** ASSIGNMENT **
Look through the data below for the string "title", and copy every line where it turns up.
------ GIVEN RECORDS
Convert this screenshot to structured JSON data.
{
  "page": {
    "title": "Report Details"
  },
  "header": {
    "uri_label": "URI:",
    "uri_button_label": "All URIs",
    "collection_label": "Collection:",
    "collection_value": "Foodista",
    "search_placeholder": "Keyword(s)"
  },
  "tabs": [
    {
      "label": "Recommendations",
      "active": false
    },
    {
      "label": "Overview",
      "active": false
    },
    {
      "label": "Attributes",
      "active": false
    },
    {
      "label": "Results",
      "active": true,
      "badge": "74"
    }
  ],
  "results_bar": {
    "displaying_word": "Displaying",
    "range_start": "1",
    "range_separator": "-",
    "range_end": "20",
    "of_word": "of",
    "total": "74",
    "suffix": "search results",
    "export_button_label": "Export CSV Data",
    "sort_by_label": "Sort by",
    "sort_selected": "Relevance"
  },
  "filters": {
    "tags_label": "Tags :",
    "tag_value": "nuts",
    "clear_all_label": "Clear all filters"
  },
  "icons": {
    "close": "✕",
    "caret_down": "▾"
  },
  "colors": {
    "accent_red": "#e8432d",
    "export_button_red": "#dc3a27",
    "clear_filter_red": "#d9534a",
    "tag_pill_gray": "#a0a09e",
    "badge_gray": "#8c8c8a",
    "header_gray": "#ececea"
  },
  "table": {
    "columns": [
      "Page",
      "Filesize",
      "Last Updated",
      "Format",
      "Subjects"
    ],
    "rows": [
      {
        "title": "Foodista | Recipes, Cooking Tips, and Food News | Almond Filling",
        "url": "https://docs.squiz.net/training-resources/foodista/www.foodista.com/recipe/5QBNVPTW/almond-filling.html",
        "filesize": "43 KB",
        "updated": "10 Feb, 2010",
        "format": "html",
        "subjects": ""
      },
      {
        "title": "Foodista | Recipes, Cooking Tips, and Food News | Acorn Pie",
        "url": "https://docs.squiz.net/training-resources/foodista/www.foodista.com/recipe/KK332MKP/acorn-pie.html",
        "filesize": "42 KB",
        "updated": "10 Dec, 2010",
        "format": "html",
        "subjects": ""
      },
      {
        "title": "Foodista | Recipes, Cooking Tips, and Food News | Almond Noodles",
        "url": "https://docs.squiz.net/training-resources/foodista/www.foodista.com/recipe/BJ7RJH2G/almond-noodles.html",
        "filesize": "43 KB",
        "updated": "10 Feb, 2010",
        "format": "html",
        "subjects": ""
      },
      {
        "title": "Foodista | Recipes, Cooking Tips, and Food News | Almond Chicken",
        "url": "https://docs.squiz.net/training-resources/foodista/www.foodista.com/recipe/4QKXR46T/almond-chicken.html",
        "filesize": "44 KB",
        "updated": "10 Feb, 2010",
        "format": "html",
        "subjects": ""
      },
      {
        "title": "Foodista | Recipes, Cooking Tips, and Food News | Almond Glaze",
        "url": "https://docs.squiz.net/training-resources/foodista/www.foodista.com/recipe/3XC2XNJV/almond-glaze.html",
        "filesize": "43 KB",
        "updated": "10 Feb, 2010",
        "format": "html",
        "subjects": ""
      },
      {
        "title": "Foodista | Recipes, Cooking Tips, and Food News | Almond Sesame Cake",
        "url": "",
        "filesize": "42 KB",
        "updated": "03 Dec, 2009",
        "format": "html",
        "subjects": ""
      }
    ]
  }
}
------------
** RESPONSE **
    "title": "Report Details"
        "title": "Foodista | Recipes, Cooking Tips, and Food News | Almond Filling",
        "title": "Foodista | Recipes, Cooking Tips, and Food News | Acorn Pie",
        "title": "Foodista | Recipes, Cooking Tips, and Food News | Almond Noodles",
        "title": "Foodista | Recipes, Cooking Tips, and Food News | Almond Chicken",
        "title": "Foodista | Recipes, Cooking Tips, and Food News | Almond Glaze",
        "title": "Foodista | Recipes, Cooking Tips, and Food News | Almond Sesame Cake",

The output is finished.